In the mid-19th century, Ireland’s discontent with British domination spread across the Atlantic and led to violent Irish-American raids on British North America (Canada).
The Fenian Brotherhood was an Irish-American group whose goal was to secure Ireland’s freedom from Britain. More militant Fenians believed that by attacking Canada and occupying important cities and transportation centers, they could force Britain into relinquishing Ireland in exchange for Canada. At the very least, they hoped they could precipitate a war between the United States and Britain, distracting London from uprisings in Ireland. The U.S. government knew about the Fenians but largely ignored them, as the government was still annoyed that Britain had given assistance to the Confederacy during the Civil War; plus, many Americans believed that it was only a matter of time before Canada was annexed into the United States anyway.
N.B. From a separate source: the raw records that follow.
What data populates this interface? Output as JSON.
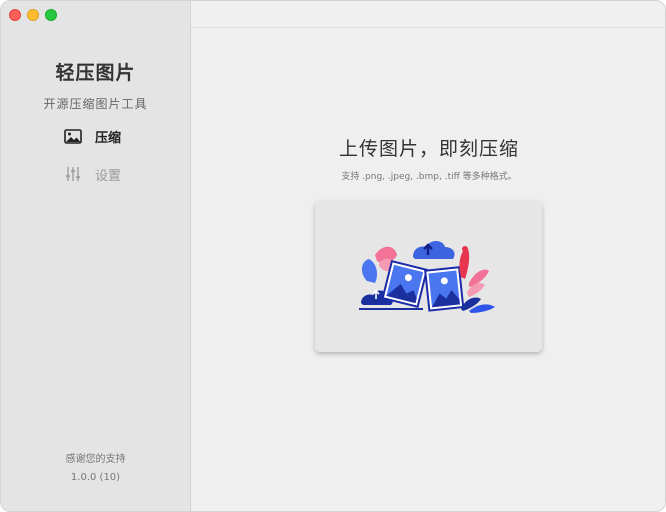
{
  "window": {
    "traffic_lights": [
      "close",
      "minimize",
      "zoom"
    ]
  },
  "sidebar": {
    "title": "轻压图片",
    "subtitle": "开源压缩图片工具",
    "items": [
      {
        "label": "压缩",
        "icon": "image-icon",
        "active": true
      },
      {
        "label": "设置",
        "icon": "sliders-icon",
        "active": false
      }
    ],
    "thanks": "感谢您的支持",
    "version": "1.0.0 (10)"
  },
  "main": {
    "headline": "上传图片，即刻压缩",
    "hint": "支持 .png, .jpeg, .bmp, .tiff 等多种格式。",
    "dropzone_icon": "upload-images-illustration"
  },
  "colors": {
    "accent_blue": "#2f55e8",
    "accent_pink": "#f27397",
    "accent_red": "#e8344f",
    "sidebar_bg": "#e4e4e4",
    "main_bg": "#efefef"
  }
}
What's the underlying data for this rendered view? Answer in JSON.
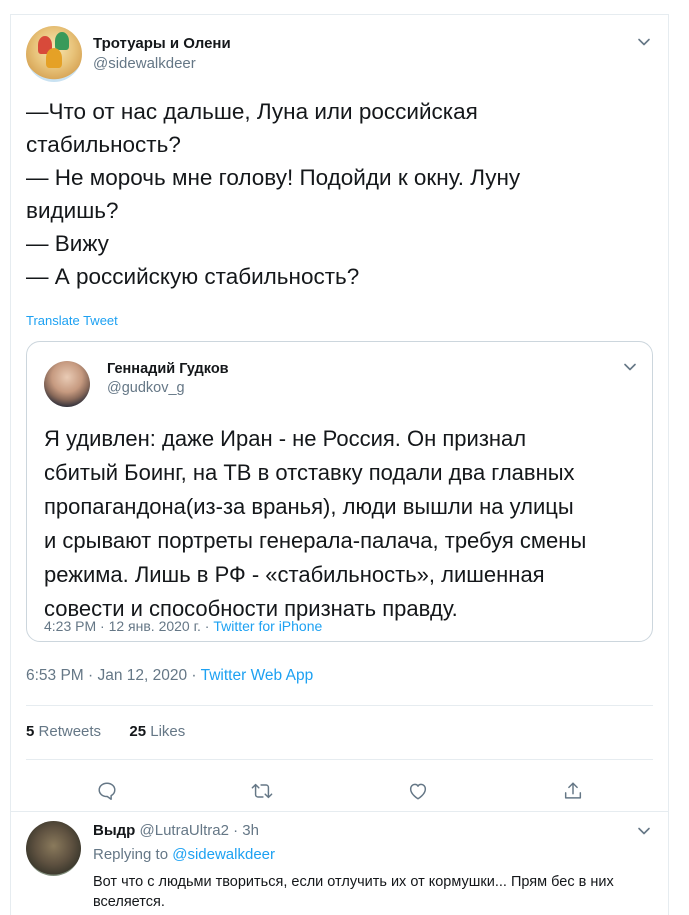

In 1866, the Fenians planned a five-pronged invasion of Canada from Illinois, Wisconsin, New York, Vermont, and the St. Lawrence River. These plans largely fell through or failed, but the attack from New York, led by John O’Neill, went ahead as planned. His group of about 700 men, many of them experienced Civil War veterans, crossed the Niagara River into present-day Ontario in the early morning of 1 June with the goal of seizing a canal connecting Lakes Erie and Ontario. He split his men into two groups and sent one to Fort Erie while his group captured a rail yard.
By late afternoon, O’Neill received word that two groups of Canadian soldiers were going to meet up to oppose him and his men. So he ordered his troops to move to intercept one of the Canadian groups before they could join with the other and greatly outnumber the Fenians. On the morning of 2 June, O’Neil and his men met and fought the Canadian force near Ridgeway, Ontario. The battle lasted about an hour and a half and ended when the Canadians retreated, thinking that O’Neill’s mounted scouts were actually a cavalry. When the Fenians saw the confusion in the Canadian ranks, O’Neill ordered a bayonet charge that sent them running.
Later that day, O’Neill and his men went on to Fort Erie, where they again fought and won against Canadian troops. Hearing of additional Canadian and British troops on the move, the Fenians then went back across the Niagara River, where they were arrested by U.S. authorities but released a few days later.
Although these Fenian raids didn’t end up having much effect on Ireland’s freedom, they did affect Canada. The raids showed the Canadian colonies the necessity of unification, leading to increased nationalism and eventually the formation of the Canadian Confederation.
Read more about the Fenian Raids and the Battle of Ridgeway.